News
Why are cargo thefts off the charts?

By Charlie Morasch, staff writer

In January, a major truck and cargo theft ring faced a flurry of charges in Florida after an investigation alleged that four men and one woman stole 25 trucks and trailers full of rice, sugar and 55-inch televisions.

Unfortunately, to trucking security professional Doug Morris, it’s just the latest in the multibillion-dollar industry of stolen cargo.

Experts say 2.5 loads of cargo are stolen every day in the U.S. – the highest ever on record.

“It’s based on the economy,” said Morris, OOIDA’s director of security and a 25-year Maryland State Police veteran. “If the economy is going bad, cargo thefts are usually up. And the economy is still doing badly.”

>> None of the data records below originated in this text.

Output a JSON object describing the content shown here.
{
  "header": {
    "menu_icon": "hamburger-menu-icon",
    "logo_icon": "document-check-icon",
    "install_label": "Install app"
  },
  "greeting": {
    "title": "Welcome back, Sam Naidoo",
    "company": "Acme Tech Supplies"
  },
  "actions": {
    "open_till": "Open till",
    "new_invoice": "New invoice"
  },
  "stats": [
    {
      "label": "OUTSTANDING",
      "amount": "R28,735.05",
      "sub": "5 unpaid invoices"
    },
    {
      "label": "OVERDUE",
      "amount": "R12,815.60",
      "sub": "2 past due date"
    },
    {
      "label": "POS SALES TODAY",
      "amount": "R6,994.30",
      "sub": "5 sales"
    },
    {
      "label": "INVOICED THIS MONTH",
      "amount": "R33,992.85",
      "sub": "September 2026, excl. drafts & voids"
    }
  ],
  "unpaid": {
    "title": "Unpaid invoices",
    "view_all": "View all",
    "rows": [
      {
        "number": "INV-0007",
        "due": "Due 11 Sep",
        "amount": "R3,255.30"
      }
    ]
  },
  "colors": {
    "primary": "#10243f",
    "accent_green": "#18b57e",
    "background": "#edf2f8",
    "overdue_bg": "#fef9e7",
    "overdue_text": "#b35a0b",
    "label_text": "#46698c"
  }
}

FreightWatch International says U.S. Cargo thefts are up 4 percent from 2009, and food and drink thefts passed electronics as the No. 1 target.

FreightWatch statistics showed that 46 theft incidents includes the loss of multiple trailers in the same incident, a “rate of occurrence that far surpasses any previous year, demonstrating that criminals are aiming to increase their take-per-theft ratio,” a statement from the freight security company said.

Most cargo thefts occurred on Saturday, Sunday and Monday – nearly doubling the daily theft figures for Tuesday through Friday. FreightWatch reported that “64 percent of cargo is stolen over the weekend.”

Other cargo theft statistics of note include the following:

61 percent of all electronics thefts occurred in California (52), Florida (32) and Texas (22).

  • The average loss per incident in 2010 was $471,200, down from 2009’s average of $572,800.
  • The largest loss happened in March when $76 million in pharmaceuticals were stolen from a warehouse.

California led the way with 229 incidents, but FreightWatch says cargo theft groups in Florida appear to be working with groups in New Jersey to double the number of boosted loads in the Garden State from 50 to 100.

Before the past few years, local and regional organizations mostly planned their heists carefully, Morris said. Recently, however, more common criminals steal loads when opportunities arise.

“It’s an easy target,” Morris said. “They can do it and make money relatively fast.” LL